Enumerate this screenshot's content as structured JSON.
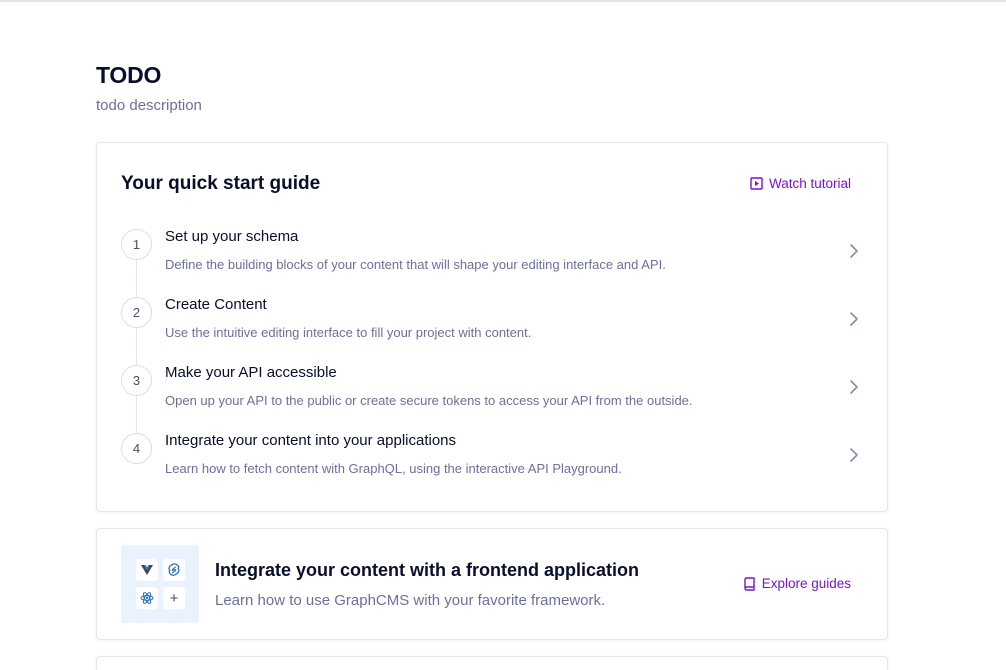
{
  "page": {
    "title": "TODO",
    "description": "todo description"
  },
  "guide": {
    "title": "Your quick start guide",
    "watch_label": "Watch tutorial",
    "steps": [
      {
        "number": "1",
        "title": "Set up your schema",
        "description": "Define the building blocks of your content that will shape your editing interface and API."
      },
      {
        "number": "2",
        "title": "Create Content",
        "description": "Use the intuitive editing interface to fill your project with content."
      },
      {
        "number": "3",
        "title": "Make your API accessible",
        "description": "Open up your API to the public or create secure tokens to access your API from the outside."
      },
      {
        "number": "4",
        "title": "Integrate your content into your applications",
        "description": "Learn how to fetch content with GraphQL, using the interactive API Playground."
      }
    ]
  },
  "integrate": {
    "title": "Integrate your content with a frontend application",
    "description": "Learn how to use GraphCMS with your favorite framework.",
    "explore_label": "Explore guides",
    "frameworks": [
      "vue-icon",
      "svelte-icon",
      "react-icon",
      "plus-icon"
    ],
    "plus_glyph": "+"
  },
  "colors": {
    "accent": "#7b12c9",
    "heading": "#090e2a",
    "muted": "#6d6f9a",
    "tile_bg": "#eaf3fd"
  }
}
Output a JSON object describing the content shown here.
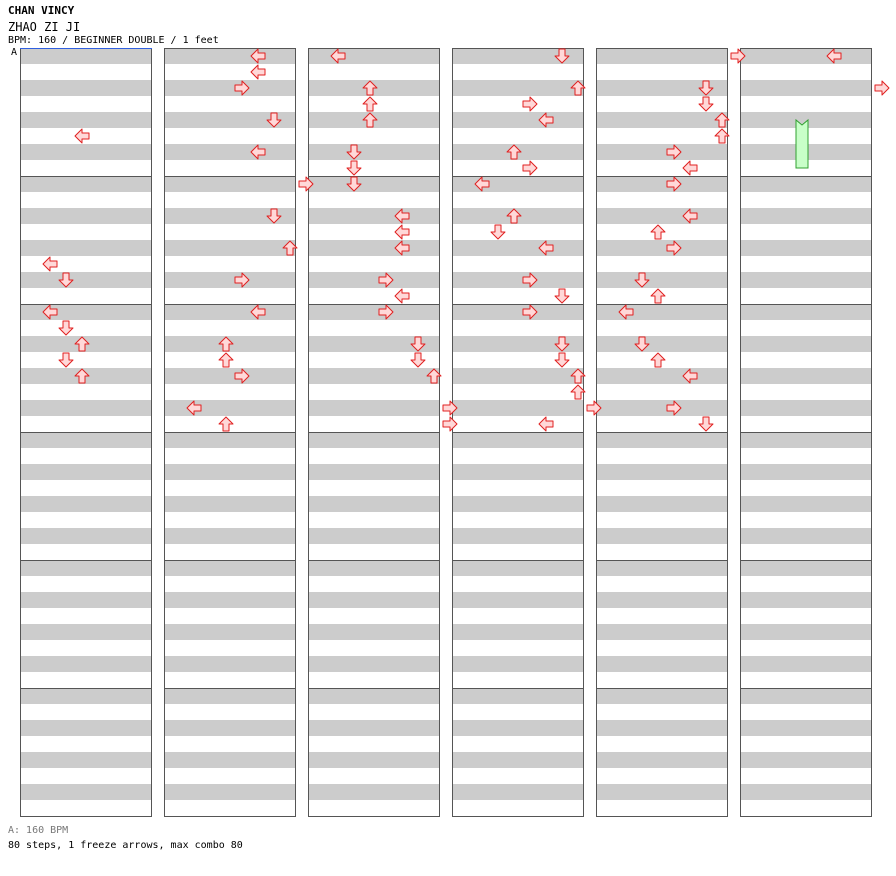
{
  "header": {
    "artist": "CHAN VINCY",
    "song": "ZHAO ZI JI",
    "info": "BPM: 160 / BEGINNER DOUBLE / 1 feet",
    "bpm_marker": "A"
  },
  "footer": {
    "bpm_legend": "A: 160 BPM",
    "stats": "80 steps, 1 freeze arrows, max combo 80"
  },
  "colors": {
    "arrow_fill": "#ffd8d8",
    "arrow_stroke": "#e02020",
    "freeze_fill": "#c8ffc8",
    "freeze_stroke": "#30a030",
    "stripe": "#cccccc",
    "bpm_line": "#3060e0"
  },
  "notes": [
    [
      [
        5,
        2,
        "left"
      ],
      [
        13,
        0,
        "left"
      ],
      [
        14,
        1,
        "down"
      ],
      [
        16,
        0,
        "left"
      ],
      [
        17,
        1,
        "down"
      ],
      [
        18,
        2,
        "up"
      ],
      [
        19,
        1,
        "down"
      ],
      [
        20,
        2,
        "up"
      ]
    ],
    [
      [
        0,
        4,
        "left"
      ],
      [
        1,
        4,
        "left"
      ],
      [
        2,
        3,
        "right"
      ],
      [
        4,
        5,
        "down"
      ],
      [
        6,
        4,
        "left"
      ],
      [
        8,
        7,
        "right"
      ],
      [
        10,
        5,
        "down"
      ],
      [
        12,
        6,
        "up"
      ],
      [
        14,
        3,
        "right"
      ],
      [
        16,
        4,
        "left"
      ],
      [
        18,
        2,
        "up"
      ],
      [
        19,
        2,
        "up"
      ],
      [
        20,
        3,
        "right"
      ],
      [
        22,
        0,
        "left"
      ],
      [
        23,
        2,
        "up"
      ]
    ],
    [
      [
        0,
        0,
        "left"
      ],
      [
        2,
        2,
        "up"
      ],
      [
        3,
        2,
        "up"
      ],
      [
        4,
        2,
        "up"
      ],
      [
        6,
        1,
        "down"
      ],
      [
        7,
        1,
        "down"
      ],
      [
        8,
        1,
        "down"
      ],
      [
        10,
        4,
        "left"
      ],
      [
        11,
        4,
        "left"
      ],
      [
        12,
        4,
        "left"
      ],
      [
        14,
        3,
        "right"
      ],
      [
        15,
        4,
        "left"
      ],
      [
        16,
        3,
        "right"
      ],
      [
        18,
        5,
        "down"
      ],
      [
        19,
        5,
        "down"
      ],
      [
        20,
        6,
        "up"
      ],
      [
        22,
        7,
        "right"
      ],
      [
        23,
        7,
        "right"
      ]
    ],
    [
      [
        0,
        5,
        "down"
      ],
      [
        2,
        6,
        "up"
      ],
      [
        3,
        3,
        "right"
      ],
      [
        4,
        4,
        "left"
      ],
      [
        6,
        2,
        "up"
      ],
      [
        7,
        3,
        "right"
      ],
      [
        8,
        0,
        "left"
      ],
      [
        10,
        2,
        "up"
      ],
      [
        11,
        1,
        "down"
      ],
      [
        12,
        4,
        "left"
      ],
      [
        14,
        3,
        "right"
      ],
      [
        15,
        5,
        "down"
      ],
      [
        16,
        3,
        "right"
      ],
      [
        18,
        5,
        "down"
      ],
      [
        19,
        5,
        "down"
      ],
      [
        20,
        6,
        "up"
      ],
      [
        21,
        6,
        "up"
      ],
      [
        22,
        7,
        "right"
      ],
      [
        23,
        4,
        "left"
      ]
    ],
    [
      [
        0,
        7,
        "right"
      ],
      [
        2,
        5,
        "down"
      ],
      [
        3,
        5,
        "down"
      ],
      [
        4,
        6,
        "up"
      ],
      [
        5,
        6,
        "up"
      ],
      [
        6,
        3,
        "right"
      ],
      [
        7,
        4,
        "left"
      ],
      [
        8,
        3,
        "right"
      ],
      [
        10,
        4,
        "left"
      ],
      [
        11,
        2,
        "up"
      ],
      [
        12,
        3,
        "right"
      ],
      [
        14,
        1,
        "down"
      ],
      [
        15,
        2,
        "up"
      ],
      [
        16,
        0,
        "left"
      ],
      [
        18,
        1,
        "down"
      ],
      [
        19,
        2,
        "up"
      ],
      [
        20,
        4,
        "left"
      ],
      [
        22,
        3,
        "right"
      ],
      [
        23,
        5,
        "down"
      ]
    ],
    [
      [
        0,
        4,
        "left"
      ],
      [
        2,
        7,
        "right"
      ]
    ]
  ],
  "freezes": [
    [
      5,
      2,
      7,
      4
    ]
  ]
}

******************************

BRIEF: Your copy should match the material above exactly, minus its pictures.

TASK SOLUTION:
Enumerate this screenshot's content as structured JSON.
{
  "page": {
    "title": "TODO",
    "description": "todo description"
  },
  "guide": {
    "title": "Your quick start guide",
    "watch_label": "Watch tutorial",
    "steps": [
      {
        "number": "1",
        "title": "Set up your schema",
        "description": "Define the building blocks of your content that will shape your editing interface and API."
      },
      {
        "number": "2",
        "title": "Create Content",
        "description": "Use the intuitive editing interface to fill your project with content."
      },
      {
        "number": "3",
        "title": "Make your API accessible",
        "description": "Open up your API to the public or create secure tokens to access your API from the outside."
      },
      {
        "number": "4",
        "title": "Integrate your content into your applications",
        "description": "Learn how to fetch content with GraphQL, using the interactive API Playground."
      }
    ]
  },
  "integrate": {
    "title": "Integrate your content with a frontend application",
    "description": "Learn how to use GraphCMS with your favorite framework.",
    "explore_label": "Explore guides",
    "frameworks": [
      "vue-icon",
      "svelte-icon",
      "react-icon",
      "plus-icon"
    ],
    "plus_glyph": "+"
  },
  "colors": {
    "accent": "#7b12c9",
    "heading": "#090e2a",
    "muted": "#6d6f9a",
    "tile_bg": "#eaf3fd"
  }
}
Output a JSON object describing the content shown here.
{
  "header": {
    "artist": "CHAN VINCY",
    "song": "ZHAO ZI JI",
    "info": "BPM: 160 / BEGINNER DOUBLE / 1 feet",
    "bpm_marker": "A"
  },
  "footer": {
    "bpm_legend": "A: 160 BPM",
    "stats": "80 steps, 1 freeze arrows, max combo 80"
  },
  "colors": {
    "arrow_fill": "#ffd8d8",
    "arrow_stroke": "#e02020",
    "freeze_fill": "#c8ffc8",
    "freeze_stroke": "#30a030",
    "stripe": "#cccccc",
    "bpm_line": "#3060e0"
  },
  "notes": [
    [
      [
        5,
        2,
        "left"
      ],
      [
        13,
        0,
        "left"
      ],
      [
        14,
        1,
        "down"
      ],
      [
        16,
        0,
        "left"
      ],
      [
        17,
        1,
        "down"
      ],
      [
        18,
        2,
        "up"
      ],
      [
        19,
        1,
        "down"
      ],
      [
        20,
        2,
        "up"
      ]
    ],
    [
      [
        0,
        4,
        "left"
      ],
      [
        1,
        4,
        "left"
      ],
      [
        2,
        3,
        "right"
      ],
      [
        4,
        5,
        "down"
      ],
      [
        6,
        4,
        "left"
      ],
      [
        8,
        7,
        "right"
      ],
      [
        10,
        5,
        "down"
      ],
      [
        12,
        6,
        "up"
      ],
      [
        14,
        3,
        "right"
      ],
      [
        16,
        4,
        "left"
      ],
      [
        18,
        2,
        "up"
      ],
      [
        19,
        2,
        "up"
      ],
      [
        20,
        3,
        "right"
      ],
      [
        22,
        0,
        "left"
      ],
      [
        23,
        2,
        "up"
      ]
    ],
    [
      [
        0,
        0,
        "left"
      ],
      [
        2,
        2,
        "up"
      ],
      [
        3,
        2,
        "up"
      ],
      [
        4,
        2,
        "up"
      ],
      [
        6,
        1,
        "down"
      ],
      [
        7,
        1,
        "down"
      ],
      [
        8,
        1,
        "down"
      ],
      [
        10,
        4,
        "left"
      ],
      [
        11,
        4,
        "left"
      ],
      [
        12,
        4,
        "left"
      ],
      [
        14,
        3,
        "right"
      ],
      [
        15,
        4,
        "left"
      ],
      [
        16,
        3,
        "right"
      ],
      [
        18,
        5,
        "down"
      ],
      [
        19,
        5,
        "down"
      ],
      [
        20,
        6,
        "up"
      ],
      [
        22,
        7,
        "right"
      ],
      [
        23,
        7,
        "right"
      ]
    ],
    [
      [
        0,
        5,
        "down"
      ],
      [
        2,
        6,
        "up"
      ],
      [
        3,
        3,
        "right"
      ],
      [
        4,
        4,
        "left"
      ],
      [
        6,
        2,
        "up"
      ],
      [
        7,
        3,
        "right"
      ],
      [
        8,
        0,
        "left"
      ],
      [
        10,
        2,
        "up"
      ],
      [
        11,
        1,
        "down"
      ],
      [
        12,
        4,
        "left"
      ],
      [
        14,
        3,
        "right"
      ],
      [
        15,
        5,
        "down"
      ],
      [
        16,
        3,
        "right"
      ],
      [
        18,
        5,
        "down"
      ],
      [
        19,
        5,
        "down"
      ],
      [
        20,
        6,
        "up"
      ],
      [
        21,
        6,
        "up"
      ],
      [
        22,
        7,
        "right"
      ],
      [
        23,
        4,
        "left"
      ]
    ],
    [
      [
        0,
        7,
        "right"
      ],
      [
        2,
        5,
        "down"
      ],
      [
        3,
        5,
        "down"
      ],
      [
        4,
        6,
        "up"
      ],
      [
        5,
        6,
        "up"
      ],
      [
        6,
        3,
        "right"
      ],
      [
        7,
        4,
        "left"
      ],
      [
        8,
        3,
        "right"
      ],
      [
        10,
        4,
        "left"
      ],
      [
        11,
        2,
        "up"
      ],
      [
        12,
        3,
        "right"
      ],
      [
        14,
        1,
        "down"
      ],
      [
        15,
        2,
        "up"
      ],
      [
        16,
        0,
        "left"
      ],
      [
        18,
        1,
        "down"
      ],
      [
        19,
        2,
        "up"
      ],
      [
        20,
        4,
        "left"
      ],
      [
        22,
        3,
        "right"
      ],
      [
        23,
        5,
        "down"
      ]
    ],
    [
      [
        0,
        4,
        "left"
      ],
      [
        2,
        7,
        "right"
      ]
    ]
  ],
  "freezes": [
    [
      5,
      2,
      7,
      4
    ]
  ]
}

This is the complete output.